WTA insists Peng Shuais video call with the IOC is not enough to allay concerns

Concerns mount over Chinese tennis star Peng Shuai

We use your sign-up to provide content in ways you’ve consented to and to improve our understanding of you. This may include adverts from us and 3rd parties based on our understanding. You can unsubscribe at any time. More info

The governing body of women’s tennis says it still has concerns about the welfare of Chinese star Peng Shuai, despite the IOC confirming holding a 30-minute video chat with the former doubles world No 1. She had been ‘missing’ since November 2, when she publicly accused a former high-ranking China official of sexual abuse.

The 35-year-old took to Chinese social media site Weibo to post details about the allegation agains former vice-premier Zhang Gaoli.

The post was removed within half an hour, while Zhang has not responded to the claim, though a spokesperson for Beijing’s foreign ministry denied all knowledge of the allegation when asked about the subject, saying: “I have not heard of it and it is not a diplomatic question.”

She was missing after that for almost three weeks, until Chinese state media ended its radio silence on the subject by publishing photos of the former doubles world number one.

A video was then released which appears to show Peng having dinner with friends at a restaurant, but WTA chair Steve Simon said it wasn’t enough to verify that she was safe and well. And another later video claimed to show the tennis star at a Beijing tennis tournament.

“I am glad to see the videos released by China state-run media that appear to show Peng Shuai at a restaurant in Beijing,” he said.

“While it is positive to see her, it remains unclear if she is free and able to make decisions and take actions on her own, without coercion or external interference. This video alone is insufficient.”

JUST IN: Novak Djokovic makes coy comments about Australian Open ban threat

The IOC has now released a statement and a photo confirming that Bach had spoken with Peng for around half-an-hour in a video call.

“At the beginning of the 30-minute call, Peng Shuai thanked the IOC for its concern about her well-being,” the Olympic body’s statement said.

“She explained that she is safe and well, living at her home in Beijing, but would like to have her privacy respected at this time.

“That is why she prefers to spend her time with friends and family right now. Nevertheless, she will continue to be involved in tennis, the sport she loves so much.”

The statement added that Bach had invited Peng Shuai to go for dinner in January, with himself, chair of the athletes’ commission Emma Tehro and IOC Member in China Li Lingwei when he arrives in Beijing – an offer which she “gladly accepted”.

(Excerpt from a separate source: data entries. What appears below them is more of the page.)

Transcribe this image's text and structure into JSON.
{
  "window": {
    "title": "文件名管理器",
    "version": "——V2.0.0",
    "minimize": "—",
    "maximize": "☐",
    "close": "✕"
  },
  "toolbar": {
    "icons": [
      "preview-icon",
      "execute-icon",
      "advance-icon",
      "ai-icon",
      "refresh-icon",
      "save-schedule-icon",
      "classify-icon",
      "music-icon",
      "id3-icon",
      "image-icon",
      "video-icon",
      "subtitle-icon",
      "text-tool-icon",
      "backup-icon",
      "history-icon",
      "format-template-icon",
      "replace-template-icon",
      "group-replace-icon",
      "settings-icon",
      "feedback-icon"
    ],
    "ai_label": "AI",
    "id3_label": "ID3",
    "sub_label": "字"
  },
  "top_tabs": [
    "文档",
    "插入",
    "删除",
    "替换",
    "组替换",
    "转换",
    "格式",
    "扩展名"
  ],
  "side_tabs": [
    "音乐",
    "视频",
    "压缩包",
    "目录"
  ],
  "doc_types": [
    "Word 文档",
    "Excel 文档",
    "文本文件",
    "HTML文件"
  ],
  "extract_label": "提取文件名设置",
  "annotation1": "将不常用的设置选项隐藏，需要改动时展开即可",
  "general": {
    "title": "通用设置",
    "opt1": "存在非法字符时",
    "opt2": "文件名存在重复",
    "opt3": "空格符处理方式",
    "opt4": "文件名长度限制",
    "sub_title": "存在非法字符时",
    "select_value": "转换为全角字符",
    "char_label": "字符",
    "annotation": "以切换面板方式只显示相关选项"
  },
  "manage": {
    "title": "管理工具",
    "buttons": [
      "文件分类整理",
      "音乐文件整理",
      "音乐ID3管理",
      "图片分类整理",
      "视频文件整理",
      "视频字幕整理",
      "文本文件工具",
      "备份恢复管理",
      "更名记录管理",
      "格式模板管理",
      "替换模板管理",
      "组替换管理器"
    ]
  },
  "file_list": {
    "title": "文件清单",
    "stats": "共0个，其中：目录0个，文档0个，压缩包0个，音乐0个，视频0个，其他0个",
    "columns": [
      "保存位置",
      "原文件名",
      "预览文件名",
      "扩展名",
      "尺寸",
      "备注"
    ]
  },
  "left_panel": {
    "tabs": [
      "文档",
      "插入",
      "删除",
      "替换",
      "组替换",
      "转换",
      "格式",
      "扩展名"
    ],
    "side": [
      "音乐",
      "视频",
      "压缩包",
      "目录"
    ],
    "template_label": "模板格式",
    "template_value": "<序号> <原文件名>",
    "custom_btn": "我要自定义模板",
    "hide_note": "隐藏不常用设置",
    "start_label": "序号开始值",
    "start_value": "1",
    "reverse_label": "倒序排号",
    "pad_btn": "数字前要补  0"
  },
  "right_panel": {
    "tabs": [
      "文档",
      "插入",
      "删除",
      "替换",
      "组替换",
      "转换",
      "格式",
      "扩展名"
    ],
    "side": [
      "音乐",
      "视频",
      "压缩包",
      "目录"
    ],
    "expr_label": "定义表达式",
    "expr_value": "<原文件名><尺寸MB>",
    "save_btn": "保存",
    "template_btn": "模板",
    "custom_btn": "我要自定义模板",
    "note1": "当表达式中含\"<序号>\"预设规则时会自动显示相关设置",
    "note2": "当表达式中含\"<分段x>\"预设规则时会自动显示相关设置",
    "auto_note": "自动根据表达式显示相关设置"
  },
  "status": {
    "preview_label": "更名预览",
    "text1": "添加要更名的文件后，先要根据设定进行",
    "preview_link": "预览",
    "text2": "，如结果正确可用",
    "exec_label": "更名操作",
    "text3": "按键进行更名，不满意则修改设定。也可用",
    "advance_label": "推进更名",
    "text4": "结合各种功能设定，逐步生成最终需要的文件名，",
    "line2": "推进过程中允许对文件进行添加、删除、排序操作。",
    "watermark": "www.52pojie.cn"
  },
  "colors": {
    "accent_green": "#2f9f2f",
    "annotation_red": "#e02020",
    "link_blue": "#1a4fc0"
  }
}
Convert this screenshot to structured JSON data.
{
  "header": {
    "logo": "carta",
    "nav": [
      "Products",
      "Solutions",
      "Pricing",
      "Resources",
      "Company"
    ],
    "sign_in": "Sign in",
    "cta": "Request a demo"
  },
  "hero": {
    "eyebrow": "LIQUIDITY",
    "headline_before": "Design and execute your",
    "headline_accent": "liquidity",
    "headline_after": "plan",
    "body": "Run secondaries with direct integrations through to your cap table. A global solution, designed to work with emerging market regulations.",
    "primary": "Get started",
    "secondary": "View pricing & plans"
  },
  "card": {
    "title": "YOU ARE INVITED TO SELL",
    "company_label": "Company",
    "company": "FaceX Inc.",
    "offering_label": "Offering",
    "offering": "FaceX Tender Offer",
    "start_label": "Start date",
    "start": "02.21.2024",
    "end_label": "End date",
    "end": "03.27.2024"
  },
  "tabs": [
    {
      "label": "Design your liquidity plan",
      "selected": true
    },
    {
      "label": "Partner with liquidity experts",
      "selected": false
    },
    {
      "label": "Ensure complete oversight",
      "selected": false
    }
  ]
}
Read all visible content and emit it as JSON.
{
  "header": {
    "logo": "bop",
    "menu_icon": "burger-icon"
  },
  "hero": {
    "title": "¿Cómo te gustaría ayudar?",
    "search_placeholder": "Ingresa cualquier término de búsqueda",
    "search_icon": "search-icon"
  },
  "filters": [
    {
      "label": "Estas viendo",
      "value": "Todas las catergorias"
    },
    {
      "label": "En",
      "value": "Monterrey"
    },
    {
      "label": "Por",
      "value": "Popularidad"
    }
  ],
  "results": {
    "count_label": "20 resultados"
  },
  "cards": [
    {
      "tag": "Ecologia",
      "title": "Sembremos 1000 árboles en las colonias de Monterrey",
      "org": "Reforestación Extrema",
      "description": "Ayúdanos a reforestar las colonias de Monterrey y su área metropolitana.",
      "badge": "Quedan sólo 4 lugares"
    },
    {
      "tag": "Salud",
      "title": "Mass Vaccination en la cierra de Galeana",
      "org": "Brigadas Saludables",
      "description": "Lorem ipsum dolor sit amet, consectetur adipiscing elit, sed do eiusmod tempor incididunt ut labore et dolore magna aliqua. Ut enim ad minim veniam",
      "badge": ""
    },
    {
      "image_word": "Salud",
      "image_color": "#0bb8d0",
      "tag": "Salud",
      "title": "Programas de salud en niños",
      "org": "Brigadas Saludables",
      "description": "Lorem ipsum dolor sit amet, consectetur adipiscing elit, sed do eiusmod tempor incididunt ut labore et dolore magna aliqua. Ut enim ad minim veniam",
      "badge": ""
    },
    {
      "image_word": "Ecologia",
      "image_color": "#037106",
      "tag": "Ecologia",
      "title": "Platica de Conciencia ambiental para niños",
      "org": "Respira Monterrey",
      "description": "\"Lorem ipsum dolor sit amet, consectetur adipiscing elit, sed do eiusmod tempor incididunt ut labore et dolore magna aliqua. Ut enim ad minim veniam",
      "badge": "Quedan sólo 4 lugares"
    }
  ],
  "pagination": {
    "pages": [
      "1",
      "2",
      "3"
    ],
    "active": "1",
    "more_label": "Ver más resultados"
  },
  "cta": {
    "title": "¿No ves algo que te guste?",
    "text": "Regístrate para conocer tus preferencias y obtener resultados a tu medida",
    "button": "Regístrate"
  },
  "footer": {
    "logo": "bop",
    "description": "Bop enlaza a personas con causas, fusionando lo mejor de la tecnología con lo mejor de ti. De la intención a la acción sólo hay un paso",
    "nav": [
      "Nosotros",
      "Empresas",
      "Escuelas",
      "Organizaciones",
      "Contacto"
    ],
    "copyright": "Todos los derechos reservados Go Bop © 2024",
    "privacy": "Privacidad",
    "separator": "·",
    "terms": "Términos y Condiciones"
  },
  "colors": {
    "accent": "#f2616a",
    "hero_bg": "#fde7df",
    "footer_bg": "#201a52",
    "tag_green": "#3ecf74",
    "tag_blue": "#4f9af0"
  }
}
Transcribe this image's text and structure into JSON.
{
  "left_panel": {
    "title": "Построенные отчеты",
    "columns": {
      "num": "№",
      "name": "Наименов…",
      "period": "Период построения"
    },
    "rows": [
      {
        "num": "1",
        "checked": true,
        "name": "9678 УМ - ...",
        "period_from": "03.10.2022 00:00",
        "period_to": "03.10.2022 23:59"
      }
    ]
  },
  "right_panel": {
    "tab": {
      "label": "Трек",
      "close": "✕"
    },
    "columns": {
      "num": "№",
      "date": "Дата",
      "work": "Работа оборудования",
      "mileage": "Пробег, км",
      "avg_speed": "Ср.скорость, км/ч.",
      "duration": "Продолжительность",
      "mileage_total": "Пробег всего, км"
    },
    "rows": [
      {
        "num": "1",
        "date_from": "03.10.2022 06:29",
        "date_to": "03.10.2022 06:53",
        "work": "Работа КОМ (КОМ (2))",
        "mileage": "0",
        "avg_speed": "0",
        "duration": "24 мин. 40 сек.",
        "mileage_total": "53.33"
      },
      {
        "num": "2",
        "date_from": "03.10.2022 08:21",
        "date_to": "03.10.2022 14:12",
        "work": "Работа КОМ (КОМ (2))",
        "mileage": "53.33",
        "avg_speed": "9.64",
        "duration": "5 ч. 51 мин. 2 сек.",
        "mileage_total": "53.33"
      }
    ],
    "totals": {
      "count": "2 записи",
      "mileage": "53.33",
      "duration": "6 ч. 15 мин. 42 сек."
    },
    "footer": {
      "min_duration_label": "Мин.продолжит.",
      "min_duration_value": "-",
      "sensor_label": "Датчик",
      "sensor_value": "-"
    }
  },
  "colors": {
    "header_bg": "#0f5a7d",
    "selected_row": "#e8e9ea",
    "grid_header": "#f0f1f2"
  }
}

Despite those assertions from the IOC, the WTA remains committed to its stance that a “full and transparent” investigation into her sexual abuse allegation is required, and that it is still not entirely satisfied that the tennis star is able to act of her own free will.

DON’T MISS:
Zverev slammed for requesting Djokovic Australian Open ban exemption
WTA boss reiterates China threat after videos of missing Peng Shuai
Emma Raducanu’s year in full from angry Piers tirade to Federer advice

“It was good to see Peng Shuai in recent videos, but they don’t alleviate or address the WTA’s concern about her wellbeing and ability to communicate without censorship or coercion,” a WTA spokesperson told The Guardian.

“This video does not change our call for a full, fair and transparent investigation, without censorship, into her allegation of sexual assault, which is the issue that gave rise to our initial concern.”

WTA chair Simon wrote at the end of last week to the Chinese ambassador to the United States, a letter in which he continued to demand a fair investigation and verifiable proof that Peng was free.

“First, there needs to be independent and verifiable confirmation that Peng Shuai is safe,” he wrote.

“So that her fellow players and fans everywhere can know she is safe, I request she be allowed to leave the country or speak live via teleconference with me with no-one else present, unless it is with Peng’s permission.”

“Second, the accusation of sexual assault is serious. As the leader of a women’s tennis organization, I think it is vital to see that this allegation is investigated fairly, fully, transparently and without censorship. Anything less would be a setback for the rights of women, not to mention the cause of justice.

“If our two requests are not honoured, we will have no choice but to seriously consider whether we can play in China again. If Peng Shuai is not safe, free to move about, or to speak freely, we have grave concerns that none of our players will be safe in China.

“And if Peng Shuai’s accusation is not properly investigated, it would cause deep concern throughout the WTA. Simply put, the WTA is at a crossroads in China.”

Source: Read Full Article